→ **Work item**: In the data below, which lines contain "label"? List them by copying each one.
*** Opening Data for processing ***
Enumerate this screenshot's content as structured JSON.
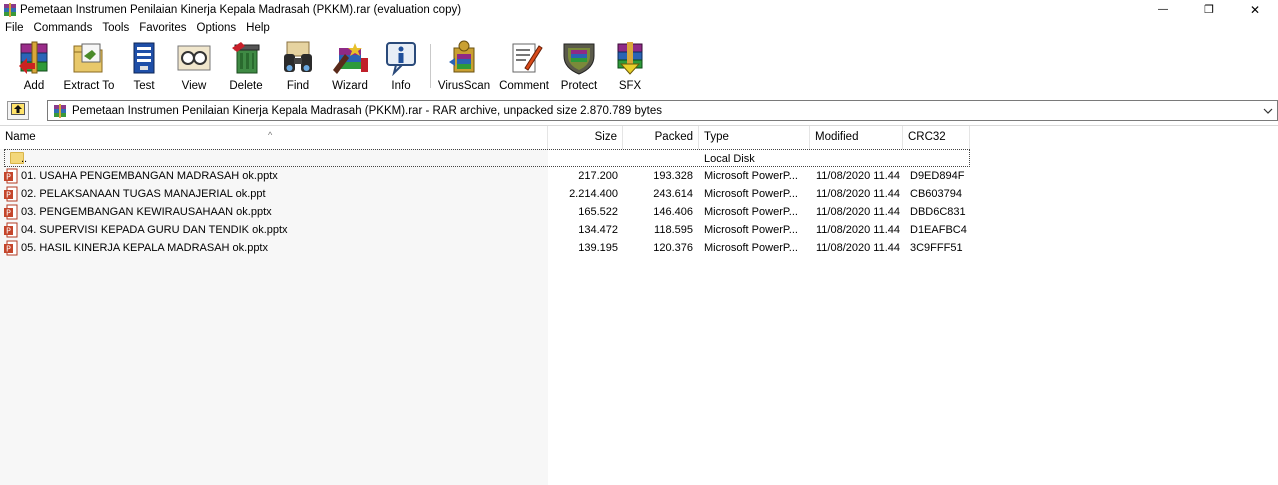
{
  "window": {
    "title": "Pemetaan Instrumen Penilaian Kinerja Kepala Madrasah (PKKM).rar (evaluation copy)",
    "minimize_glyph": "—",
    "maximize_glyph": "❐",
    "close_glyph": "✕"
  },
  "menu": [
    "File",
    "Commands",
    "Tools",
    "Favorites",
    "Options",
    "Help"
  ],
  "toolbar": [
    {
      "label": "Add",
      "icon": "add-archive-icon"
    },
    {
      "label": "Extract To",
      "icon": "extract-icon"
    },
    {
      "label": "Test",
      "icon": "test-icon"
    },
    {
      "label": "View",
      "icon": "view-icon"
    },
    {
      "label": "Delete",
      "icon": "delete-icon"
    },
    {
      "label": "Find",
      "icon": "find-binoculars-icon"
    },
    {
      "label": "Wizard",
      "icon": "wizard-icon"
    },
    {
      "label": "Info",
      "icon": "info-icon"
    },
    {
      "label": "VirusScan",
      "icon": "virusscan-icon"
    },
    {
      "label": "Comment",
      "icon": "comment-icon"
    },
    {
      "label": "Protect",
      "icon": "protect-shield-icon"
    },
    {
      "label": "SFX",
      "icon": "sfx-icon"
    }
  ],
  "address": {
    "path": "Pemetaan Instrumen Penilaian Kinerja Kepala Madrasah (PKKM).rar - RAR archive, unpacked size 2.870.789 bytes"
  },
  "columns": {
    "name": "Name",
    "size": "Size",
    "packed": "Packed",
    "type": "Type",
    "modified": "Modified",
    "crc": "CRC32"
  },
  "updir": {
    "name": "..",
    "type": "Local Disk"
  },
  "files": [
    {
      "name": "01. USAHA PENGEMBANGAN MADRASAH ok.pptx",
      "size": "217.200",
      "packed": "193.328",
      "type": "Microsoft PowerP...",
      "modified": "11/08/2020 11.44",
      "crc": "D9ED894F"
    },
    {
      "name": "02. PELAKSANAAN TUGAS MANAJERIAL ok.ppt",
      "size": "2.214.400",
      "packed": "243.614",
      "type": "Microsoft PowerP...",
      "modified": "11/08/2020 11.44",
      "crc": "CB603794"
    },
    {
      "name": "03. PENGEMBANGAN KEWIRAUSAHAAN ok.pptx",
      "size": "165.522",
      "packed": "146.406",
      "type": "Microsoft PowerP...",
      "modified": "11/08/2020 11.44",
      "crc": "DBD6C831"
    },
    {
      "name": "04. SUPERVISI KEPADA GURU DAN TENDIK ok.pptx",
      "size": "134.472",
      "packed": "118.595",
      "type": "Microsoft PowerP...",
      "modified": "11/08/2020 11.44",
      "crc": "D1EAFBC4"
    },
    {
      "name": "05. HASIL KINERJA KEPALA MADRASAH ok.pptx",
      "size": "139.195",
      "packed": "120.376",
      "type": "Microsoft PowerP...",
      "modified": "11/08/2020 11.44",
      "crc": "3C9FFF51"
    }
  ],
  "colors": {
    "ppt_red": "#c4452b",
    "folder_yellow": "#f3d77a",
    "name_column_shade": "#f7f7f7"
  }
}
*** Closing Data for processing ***
→ **Exercise answer**:
      "label": "Add",
      "label": "Extract To",
      "label": "Test",
      "label": "View",
      "label": "Delete",
      "label": "Find",
      "label": "Wizard",
      "label": "Info",
      "label": "VirusScan",
      "label": "Comment",
      "label": "Protect",
      "label": "SFX",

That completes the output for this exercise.